Cyclothymic Disorder

Cyclothymic disorder is a chronic mood disturbance involving numerous distinct periods of hypomanic symptoms and depressive symptoms which do not by definition meet criteria for hypomanic or major depressive episodes in terms of number, severity, pervasiveness, or duration. There is a 15-50% lifetime risk that a cyclothymic patient will experience mania, a hypomanic episode, or a MDE at which point the diagnosis of bipolar I or II is made.

Substance/Medication-Induced Bipolar and Related Disorder

LEOs in this diagnostic category experience mood changes similar to those with other bipolar disorders, but symptoms can be shown do develop during or soon after substance intoxication or withdrawal, or after exposure to a medication. Additionally, the implicated substance or medication is known to be capable of inducing these symptoms. Causal agents include amphetamines, cocaine, steroids, sedatives, hypnotics, anxiolytics, and others.

Bipolar and Related Disorder Due to Another Medical Condition

LEOs in this diagnostic category experience mood changes similar to those with other bipolar disorders, but there is evidence from history, physical examination, or laboratory testing that the disturbance is the direct pathophysiological consequence from another medical condition.

Complications and Comorbidities of Bipolar Disorders:

Suicide risk is markedly elevated in persons with bipolar disorders – some 15x population baseline.

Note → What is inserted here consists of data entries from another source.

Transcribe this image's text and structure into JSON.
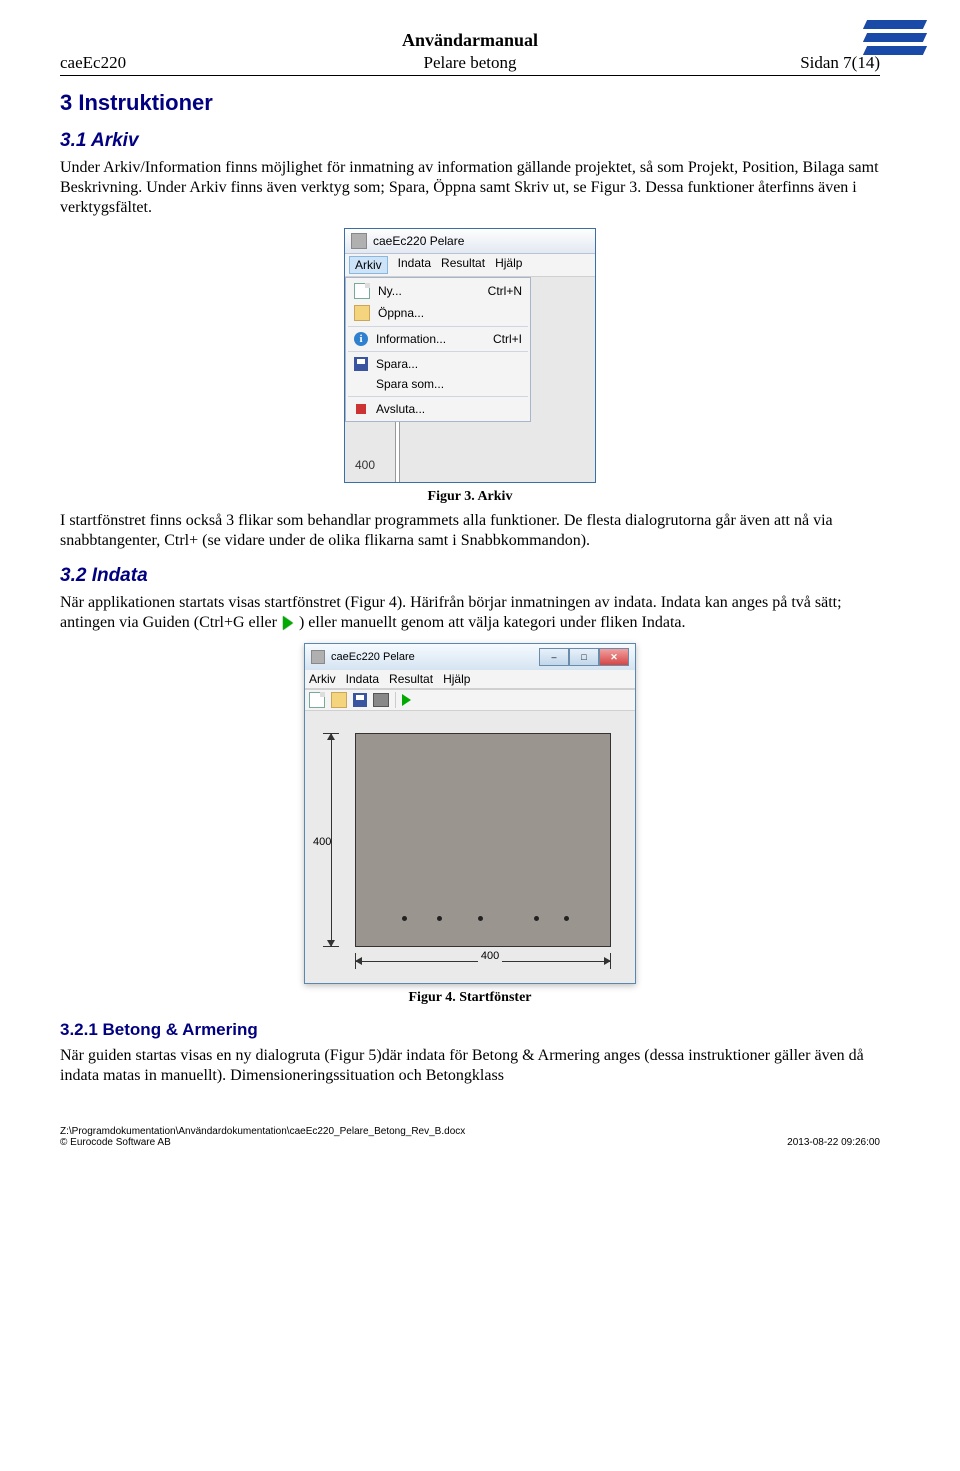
{
  "header": {
    "doc_title": "Användarmanual",
    "left": "caeEc220",
    "center": "Pelare betong",
    "right": "Sidan 7(14)"
  },
  "sec3": {
    "heading": "3   Instruktioner",
    "sec31_heading": "3.1  Arkiv",
    "p1": "Under Arkiv/Information finns möjlighet för inmatning av information gällande projektet, så som Projekt, Position, Bilaga samt Beskrivning. Under Arkiv finns även verktyg som; Spara, Öppna samt Skriv ut, se Figur 3. Dessa funktioner återfinns även i verktygsfältet.",
    "fig3_caption": "Figur 3. Arkiv",
    "p2": "I startfönstret finns också 3 flikar som behandlar programmets alla funktioner. De flesta dialogrutorna går även att nå via snabbtangenter, Ctrl+ (se vidare under de olika flikarna samt i Snabbkommandon).",
    "sec32_heading": "3.2  Indata",
    "p3a": "När applikationen startats visas startfönstret (Figur 4). Härifrån börjar inmatningen av indata. Indata kan anges på två sätt; antingen via Guiden (Ctrl+G eller ",
    "p3b": ") eller manuellt genom att välja kategori under fliken Indata.",
    "fig4_caption": "Figur 4. Startfönster",
    "sec321_heading": "3.2.1 Betong & Armering",
    "p4": "När guiden startas visas en ny dialogruta (Figur 5)där indata för Betong & Armering anges (dessa instruktioner gäller även då indata matas in manuellt). Dimensioneringssituation och Betongklass"
  },
  "shot1": {
    "app_title": "caeEc220 Pelare",
    "menus": [
      "Arkiv",
      "Indata",
      "Resultat",
      "Hjälp"
    ],
    "items": [
      {
        "icon": "new",
        "label": "Ny...",
        "accel": "Ctrl+N"
      },
      {
        "icon": "open",
        "label": "Öppna...",
        "accel": ""
      },
      {
        "sep": true
      },
      {
        "icon": "info",
        "label": "Information...",
        "accel": "Ctrl+I"
      },
      {
        "sep": true
      },
      {
        "icon": "save",
        "label": "Spara...",
        "accel": ""
      },
      {
        "icon": "",
        "label": "Spara som...",
        "accel": ""
      },
      {
        "sep": true
      },
      {
        "icon": "exit",
        "label": "Avsluta...",
        "accel": ""
      }
    ],
    "body_num": "400"
  },
  "shot2": {
    "app_title": "caeEc220 Pelare",
    "menus": [
      "Arkiv",
      "Indata",
      "Resultat",
      "Hjälp"
    ],
    "dim_v": "400",
    "dim_h": "400"
  },
  "footer": {
    "left1": "Z:\\Programdokumentation\\Användardokumentation\\caeEc220_Pelare_Betong_Rev_B.docx",
    "left2": "© Eurocode Software AB",
    "right": "2013-08-22 09:26:00"
  }
}
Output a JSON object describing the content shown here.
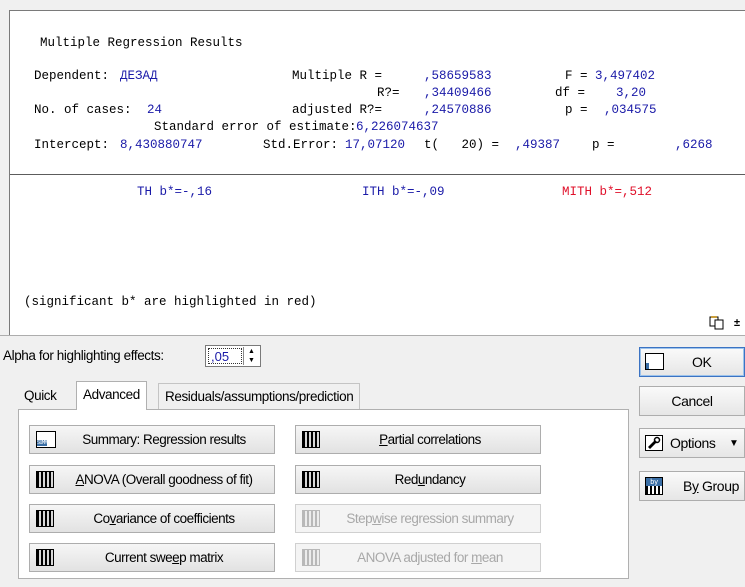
{
  "results": {
    "title": "Multiple Regression Results",
    "dependent_label": "Dependent:",
    "dependent_value": "ДЕЗАД",
    "multiple_r_label": "Multiple R =",
    "multiple_r_value": ",58659583",
    "f_label": "F =",
    "f_value": "3,497402",
    "r2_label": "R?=",
    "r2_value": ",34409466",
    "df_label": "df =",
    "df_value": "3,20",
    "cases_label": "No. of cases:",
    "cases_value": "24",
    "adj_r2_label": "adjusted R?=",
    "adj_r2_value": ",24570886",
    "p_label": "p =",
    "p_value": ",034575",
    "std_err_label": "Standard error of estimate:",
    "std_err_value": "6,226074637",
    "intercept_label": "Intercept:",
    "intercept_value": "8,430880747",
    "intercept_se_label": "Std.Error:",
    "intercept_se_value": "17,07120",
    "t_label": "t(   20) =",
    "t_value": ",49387",
    "intercept_p_label": "p =",
    "intercept_p_value": ",6268",
    "beta1": "TH b*=-,16",
    "beta2": "ITH b*=-,09",
    "beta3": "MITH b*=,512",
    "footnote": "(significant b* are highlighted in red)"
  },
  "dialog": {
    "alpha_label": "Alpha for highlighting effects:",
    "alpha_value": ",05",
    "tabs": [
      "Quick",
      "Advanced",
      "Residuals/assumptions/prediction"
    ],
    "active_tab": "Advanced",
    "buttons": {
      "summary": {
        "pre": "Summary:  Re",
        "u": "g",
        "post": "ression results"
      },
      "partial": {
        "pre": "",
        "u": "P",
        "post": "artial correlations"
      },
      "anova": {
        "pre": "",
        "u": "A",
        "post": "NOVA (Overall goodness of fit)"
      },
      "redundancy": {
        "pre": "Red",
        "u": "u",
        "post": "ndancy"
      },
      "covariance": {
        "pre": "Co",
        "u": "v",
        "post": "ariance of coefficients"
      },
      "stepwise": {
        "pre": "Step",
        "u": "w",
        "post": "ise regression summary"
      },
      "sweep": {
        "pre": "Current swe",
        "u": "e",
        "post": "p matrix"
      },
      "anova_adj": {
        "pre": "ANOVA adjusted for ",
        "u": "m",
        "post": "ean"
      }
    },
    "side": {
      "ok": "OK",
      "cancel": "Cancel",
      "options": "Options",
      "bygroup": {
        "pre": "B",
        "u": "y",
        "post": " Group"
      }
    }
  }
}
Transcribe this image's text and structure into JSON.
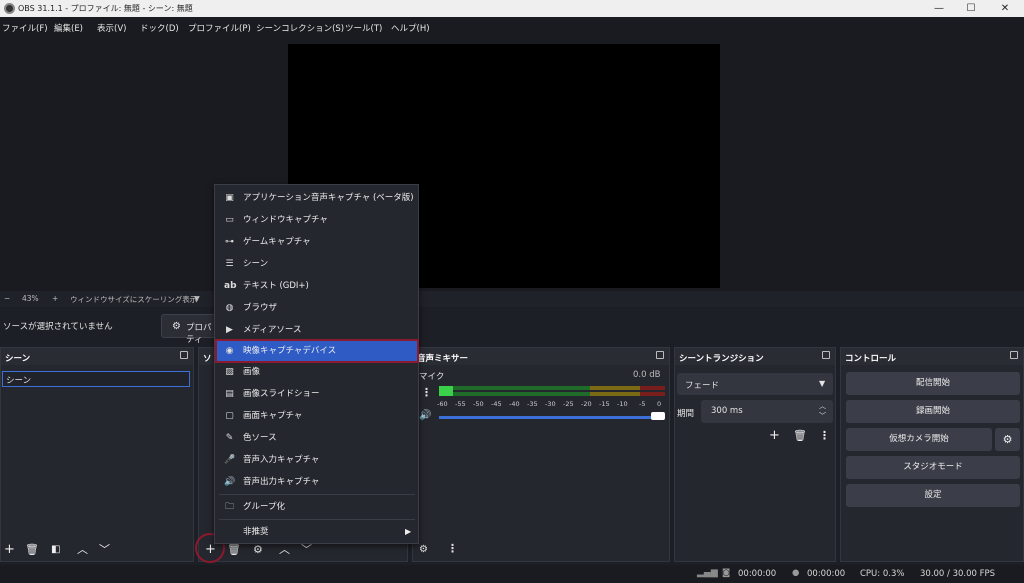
{
  "window": {
    "title": "OBS 31.1.1 - プロファイル: 無題 - シーン: 無題",
    "minimize": "—",
    "maximize": "☐",
    "close": "✕"
  },
  "menubar": [
    "ファイル(F)",
    "編集(E)",
    "表示(V)",
    "ドック(D)",
    "プロファイル(P)",
    "シーンコレクション(S)",
    "ツール(T)",
    "ヘルプ(H)"
  ],
  "zoom": {
    "minus": "−",
    "value": "43%",
    "plus": "+",
    "mode": "ウィンドウサイズにスケーリング表示",
    "dropdown": "▼"
  },
  "status_text": "ソースが選択されていません",
  "properties_button": "プロパティ",
  "scenes": {
    "title": "シーン",
    "items": [
      "シーン"
    ]
  },
  "sources": {
    "title": "ソ"
  },
  "mixer": {
    "title": "音声ミキサー",
    "track": "マイク",
    "db": "0.0 dB",
    "scale": [
      "-60",
      "-55",
      "-50",
      "-45",
      "-40",
      "-35",
      "-30",
      "-25",
      "-20",
      "-15",
      "-10",
      "-5",
      "0"
    ],
    "volume_fraction": 0.98
  },
  "transitions": {
    "title": "シーントランジション",
    "selected": "フェード",
    "duration_label": "期間",
    "duration_value": "300 ms"
  },
  "controls": {
    "title": "コントロール",
    "buttons": [
      "配信開始",
      "録画開始",
      "仮想カメラ開始",
      "スタジオモード",
      "設定"
    ]
  },
  "context_menu": {
    "items": [
      {
        "label": "アプリケーション音声キャプチャ (ベータ版)",
        "icon": "speaker-window-icon"
      },
      {
        "label": "ウィンドウキャプチャ",
        "icon": "window-icon"
      },
      {
        "label": "ゲームキャプチャ",
        "icon": "gamepad-icon"
      },
      {
        "label": "シーン",
        "icon": "list-icon"
      },
      {
        "label": "テキスト (GDI+)",
        "icon": "text-icon"
      },
      {
        "label": "ブラウザ",
        "icon": "globe-icon"
      },
      {
        "label": "メディアソース",
        "icon": "play-icon"
      },
      {
        "label": "映像キャプチャデバイス",
        "icon": "camera-icon",
        "selected": true
      },
      {
        "label": "画像",
        "icon": "image-icon"
      },
      {
        "label": "画像スライドショー",
        "icon": "slideshow-icon"
      },
      {
        "label": "画面キャプチャ",
        "icon": "monitor-icon"
      },
      {
        "label": "色ソース",
        "icon": "brush-icon"
      },
      {
        "label": "音声入力キャプチャ",
        "icon": "microphone-icon"
      },
      {
        "label": "音声出力キャプチャ",
        "icon": "speaker-icon"
      },
      {
        "label": "グループ化",
        "icon": "folder-icon"
      },
      {
        "label": "非推奨",
        "icon": "",
        "submenu": true
      }
    ]
  },
  "footer": {
    "stream_time": "00:00:00",
    "rec_time": "00:00:00",
    "cpu": "CPU: 0.3%",
    "fps": "30.00 / 30.00 FPS"
  },
  "colors": {
    "accent": "#2f5bc4",
    "highlight_outline": "#8b1a2e",
    "meter_green": "#1f6b2a",
    "meter_yellow": "#7a6a14",
    "meter_red": "#7a1d1d"
  }
}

Despite the relatively low prevalence of bipolar disorders, bipolar patients account for up to 25% of all suicide attempts and 20% of suicide deaths.

Bipolar patients are also highly likely to experience other mental health disorders – 75% will experience some form of anxiety disorder, and 50% will experience some disorder of impulse control or conduct, e.g., ADHD, intermittent explosive disorder, or conduct disorder.

LEOs with bipolar disorders have a very high risk of concurrent substance abuse, greater than 50% in cases with bipolar I. Concurrent substance abuse can interfere with treatment of bipolar disorders.14 Those dually diagnosed with bipolar disorder and substance use disorders are at higher risk of suicide.

Non-adherence: A recent British study found that >50% of bipolar and schizophrenic patients interviewed took their medication in ways their physicians had not intended; 29% were satisfied doing so.15 Manic and hypomanic patients often experience a sense of well-being and do not acknowledge the need for treatment.

Treatment of Bipolar Disorders

Medication is the primary treatment for bipolar disorders. Psychotherapy, such as cognitive behavioral therapy (CBT) can be a useful adjunct. In some cases, electroconvulsive therapy is used to assist in mood stabilization.

Lithium or anticonvulsants such as valproate, lamotrigine or carbamazepine are usually first line for mood stabilization. Antipsychotics may be used to control mania; usually in addition to a mood stabilizer. There remains considerable debate regarding the use of antidepressant medications for the treatment of depression in bipolar disorders.

Lithium, the most commonly used agent, has a narrow therapeutic range and therapeutic drug monitoring is required. Toxicity can result in cognitive impairment and altered gait.

Medical treatment results in reduction of mood episodes by 30-40%. Episodes continue to occur in most treated patients.16 Of the medications used, only lithium has been shown to reduce suicide rates among bipolar patients. This effect is substantial, an 80% reduction of lifetime risk.17 As noted above, non-adherence is a particular problem in bipolar disorders.